The Obama Administration is currently considering a strategy shift in these countries. General McKiernan, the top commander of U.S. and NATO forces in Afghanistan has suggested implementing a 3-5 year strategy that seeks to deny militants safe havens in the region, marginalize the Taliban, develop a proficient and capable Afghan army, contain regional extremism, and perhaps most difficult, develop conditions for a viable government. I look forward to working with President Obama as he considers the direction he will take for the region.
While we were in Afghanistan, a suicide bomber killed 21 Afghan police cadets in Kandahar, underscoring just what we’re up against. Despite this, our troops on the ground remain highly motivated. They really are the best America has to offer. I was able to meet some of our Wisconsin troops stationed in Afghanistan and was, as always, very encouraged to see their remarkably high morale, even in such difficult and dangerous conditions.
I am not going to fool you – securing this region of the world is going to be difficult and it will not happen overnight. Ultimately I believe the choice we face is between allowing Afghanistan to fail and become a safe haven for terrorists, or making a commitment to work hard with the good people we have there who want nothing more than to create a safe and secure future for their citizens.
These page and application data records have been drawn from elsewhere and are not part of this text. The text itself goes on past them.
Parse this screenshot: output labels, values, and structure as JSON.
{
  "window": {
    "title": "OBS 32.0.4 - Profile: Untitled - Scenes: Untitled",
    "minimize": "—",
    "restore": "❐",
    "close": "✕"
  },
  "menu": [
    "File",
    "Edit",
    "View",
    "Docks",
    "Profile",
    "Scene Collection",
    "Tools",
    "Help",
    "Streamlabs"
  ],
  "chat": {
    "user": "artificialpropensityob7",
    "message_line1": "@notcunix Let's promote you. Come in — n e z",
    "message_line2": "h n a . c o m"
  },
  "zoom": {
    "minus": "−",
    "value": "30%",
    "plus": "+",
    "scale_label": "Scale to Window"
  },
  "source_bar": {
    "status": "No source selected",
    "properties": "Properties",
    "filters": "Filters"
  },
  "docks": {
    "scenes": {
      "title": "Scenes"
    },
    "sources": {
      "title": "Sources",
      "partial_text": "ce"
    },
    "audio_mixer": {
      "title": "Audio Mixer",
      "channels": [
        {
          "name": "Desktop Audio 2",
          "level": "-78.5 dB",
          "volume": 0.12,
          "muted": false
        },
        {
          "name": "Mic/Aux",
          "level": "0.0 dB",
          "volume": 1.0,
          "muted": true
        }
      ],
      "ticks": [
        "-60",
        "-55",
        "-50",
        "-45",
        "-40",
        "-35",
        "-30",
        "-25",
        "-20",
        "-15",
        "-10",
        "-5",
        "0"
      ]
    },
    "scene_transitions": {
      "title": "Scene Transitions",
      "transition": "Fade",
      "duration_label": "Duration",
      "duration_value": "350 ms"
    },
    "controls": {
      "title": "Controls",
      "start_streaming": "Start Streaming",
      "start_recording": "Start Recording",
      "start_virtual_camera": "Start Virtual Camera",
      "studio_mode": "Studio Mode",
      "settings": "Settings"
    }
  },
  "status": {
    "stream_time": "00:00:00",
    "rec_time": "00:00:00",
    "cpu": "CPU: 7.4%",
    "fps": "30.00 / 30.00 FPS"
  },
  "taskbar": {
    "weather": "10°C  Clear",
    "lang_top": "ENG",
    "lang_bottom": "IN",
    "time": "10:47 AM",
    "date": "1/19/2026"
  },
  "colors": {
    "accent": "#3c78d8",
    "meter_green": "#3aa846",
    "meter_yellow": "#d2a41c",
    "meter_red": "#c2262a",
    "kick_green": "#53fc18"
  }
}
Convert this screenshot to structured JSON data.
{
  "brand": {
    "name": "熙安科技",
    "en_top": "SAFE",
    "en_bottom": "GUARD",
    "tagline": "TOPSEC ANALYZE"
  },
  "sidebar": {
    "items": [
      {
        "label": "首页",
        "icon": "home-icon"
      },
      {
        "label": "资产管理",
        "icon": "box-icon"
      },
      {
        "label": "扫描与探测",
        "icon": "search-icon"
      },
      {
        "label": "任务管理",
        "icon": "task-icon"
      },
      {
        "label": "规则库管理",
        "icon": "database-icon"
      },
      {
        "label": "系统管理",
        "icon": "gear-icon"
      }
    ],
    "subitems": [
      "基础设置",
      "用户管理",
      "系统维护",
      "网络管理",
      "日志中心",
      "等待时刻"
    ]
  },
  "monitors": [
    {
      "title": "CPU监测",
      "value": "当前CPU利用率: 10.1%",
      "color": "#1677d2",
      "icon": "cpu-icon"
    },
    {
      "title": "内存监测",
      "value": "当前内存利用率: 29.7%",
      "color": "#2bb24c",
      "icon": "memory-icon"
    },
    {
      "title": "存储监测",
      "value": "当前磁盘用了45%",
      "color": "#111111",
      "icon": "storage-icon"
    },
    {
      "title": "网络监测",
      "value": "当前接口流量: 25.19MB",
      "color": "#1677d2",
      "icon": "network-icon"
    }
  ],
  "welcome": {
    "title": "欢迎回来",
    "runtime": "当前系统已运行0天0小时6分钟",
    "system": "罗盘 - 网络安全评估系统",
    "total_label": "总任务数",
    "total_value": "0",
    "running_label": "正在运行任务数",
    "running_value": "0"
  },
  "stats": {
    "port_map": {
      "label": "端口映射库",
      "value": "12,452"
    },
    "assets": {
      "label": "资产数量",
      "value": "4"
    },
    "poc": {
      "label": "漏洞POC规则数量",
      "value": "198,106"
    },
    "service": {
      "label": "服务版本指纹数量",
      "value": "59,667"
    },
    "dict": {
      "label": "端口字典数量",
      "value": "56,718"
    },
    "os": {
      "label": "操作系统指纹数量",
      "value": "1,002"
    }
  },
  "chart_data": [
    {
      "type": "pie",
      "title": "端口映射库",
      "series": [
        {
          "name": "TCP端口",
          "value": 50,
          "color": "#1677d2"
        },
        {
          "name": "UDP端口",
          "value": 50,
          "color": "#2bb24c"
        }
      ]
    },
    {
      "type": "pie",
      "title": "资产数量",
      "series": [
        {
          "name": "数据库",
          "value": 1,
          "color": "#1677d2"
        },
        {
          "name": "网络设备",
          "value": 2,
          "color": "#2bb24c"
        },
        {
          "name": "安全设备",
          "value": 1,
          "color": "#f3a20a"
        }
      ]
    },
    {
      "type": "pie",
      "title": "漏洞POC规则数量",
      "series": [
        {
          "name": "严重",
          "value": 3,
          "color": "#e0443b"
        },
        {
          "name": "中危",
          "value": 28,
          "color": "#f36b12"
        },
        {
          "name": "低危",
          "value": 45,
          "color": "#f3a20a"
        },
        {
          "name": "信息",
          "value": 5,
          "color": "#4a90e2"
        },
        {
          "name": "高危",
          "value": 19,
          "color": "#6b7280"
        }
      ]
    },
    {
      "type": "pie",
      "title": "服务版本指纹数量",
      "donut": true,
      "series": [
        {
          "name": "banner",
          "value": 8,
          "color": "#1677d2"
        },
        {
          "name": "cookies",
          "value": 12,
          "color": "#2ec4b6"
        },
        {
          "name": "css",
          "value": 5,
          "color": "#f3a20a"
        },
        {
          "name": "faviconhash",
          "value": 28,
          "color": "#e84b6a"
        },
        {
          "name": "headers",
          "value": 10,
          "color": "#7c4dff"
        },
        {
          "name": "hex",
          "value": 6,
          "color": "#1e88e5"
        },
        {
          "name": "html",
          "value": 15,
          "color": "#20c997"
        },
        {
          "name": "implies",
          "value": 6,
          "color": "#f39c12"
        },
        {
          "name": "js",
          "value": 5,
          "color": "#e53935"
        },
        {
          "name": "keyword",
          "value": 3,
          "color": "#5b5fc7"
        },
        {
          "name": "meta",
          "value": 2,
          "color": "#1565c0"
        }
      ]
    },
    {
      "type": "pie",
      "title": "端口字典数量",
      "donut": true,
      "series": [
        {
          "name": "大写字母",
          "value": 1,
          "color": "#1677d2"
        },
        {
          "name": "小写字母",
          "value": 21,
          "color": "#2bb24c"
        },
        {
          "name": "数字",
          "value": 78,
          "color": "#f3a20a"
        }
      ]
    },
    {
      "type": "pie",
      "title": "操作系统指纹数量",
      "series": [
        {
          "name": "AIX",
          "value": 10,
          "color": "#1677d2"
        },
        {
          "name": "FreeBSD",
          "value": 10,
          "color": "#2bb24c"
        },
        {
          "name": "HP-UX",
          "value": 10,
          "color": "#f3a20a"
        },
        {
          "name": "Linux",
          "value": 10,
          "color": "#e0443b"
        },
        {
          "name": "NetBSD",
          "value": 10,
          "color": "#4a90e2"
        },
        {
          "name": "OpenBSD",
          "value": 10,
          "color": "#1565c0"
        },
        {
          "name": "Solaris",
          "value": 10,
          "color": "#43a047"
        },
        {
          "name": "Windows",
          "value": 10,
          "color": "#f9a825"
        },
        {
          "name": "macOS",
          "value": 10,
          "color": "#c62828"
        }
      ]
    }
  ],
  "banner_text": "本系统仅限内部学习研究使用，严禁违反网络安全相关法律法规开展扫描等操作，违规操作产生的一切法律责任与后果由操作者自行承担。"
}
I believe it is in our interest, and the world’s interest, to choose the latter.
|Ron talks with Wisconsin soldiers serving in Afghanistan.|